[DATA LISTING — start]

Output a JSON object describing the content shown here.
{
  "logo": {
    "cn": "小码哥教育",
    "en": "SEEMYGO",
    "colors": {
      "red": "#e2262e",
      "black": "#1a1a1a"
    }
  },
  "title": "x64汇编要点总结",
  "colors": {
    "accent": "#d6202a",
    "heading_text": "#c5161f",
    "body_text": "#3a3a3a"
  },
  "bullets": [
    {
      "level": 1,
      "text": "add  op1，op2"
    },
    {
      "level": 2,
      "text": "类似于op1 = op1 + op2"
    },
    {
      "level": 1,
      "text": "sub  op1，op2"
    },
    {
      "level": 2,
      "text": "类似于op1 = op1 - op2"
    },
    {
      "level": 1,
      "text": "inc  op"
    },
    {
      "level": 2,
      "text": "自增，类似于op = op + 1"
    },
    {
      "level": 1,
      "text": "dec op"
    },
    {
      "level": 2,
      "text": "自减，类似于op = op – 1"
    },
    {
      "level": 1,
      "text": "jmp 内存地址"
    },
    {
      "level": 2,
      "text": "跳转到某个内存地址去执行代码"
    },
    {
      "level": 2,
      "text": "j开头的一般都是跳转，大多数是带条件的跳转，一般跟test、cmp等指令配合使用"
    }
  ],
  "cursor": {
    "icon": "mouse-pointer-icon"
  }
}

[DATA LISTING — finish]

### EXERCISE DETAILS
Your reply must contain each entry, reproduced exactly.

### SOLUTION FOR THIS TASK
Output a JSON object describing the content shown here.
{
  "logo": {
    "cn": "小码哥教育",
    "en": "SEEMYGO",
    "colors": {
      "red": "#e2262e",
      "black": "#1a1a1a"
    }
  },
  "title": "x64汇编要点总结",
  "colors": {
    "accent": "#d6202a",
    "heading_text": "#c5161f",
    "body_text": "#3a3a3a"
  },
  "bullets": [
    {
      "level": 1,
      "text": "add  op1，op2"
    },
    {
      "level": 2,
      "text": "类似于op1 = op1 + op2"
    },
    {
      "level": 1,
      "text": "sub  op1，op2"
    },
    {
      "level": 2,
      "text": "类似于op1 = op1 - op2"
    },
    {
      "level": 1,
      "text": "inc  op"
    },
    {
      "level": 2,
      "text": "自增，类似于op = op + 1"
    },
    {
      "level": 1,
      "text": "dec op"
    },
    {
      "level": 2,
      "text": "自减，类似于op = op – 1"
    },
    {
      "level": 1,
      "text": "jmp 内存地址"
    },
    {
      "level": 2,
      "text": "跳转到某个内存地址去执行代码"
    },
    {
      "level": 2,
      "text": "j开头的一般都是跳转，大多数是带条件的跳转，一般跟test、cmp等指令配合使用"
    }
  ],
  "cursor": {
    "icon": "mouse-pointer-icon"
  }
}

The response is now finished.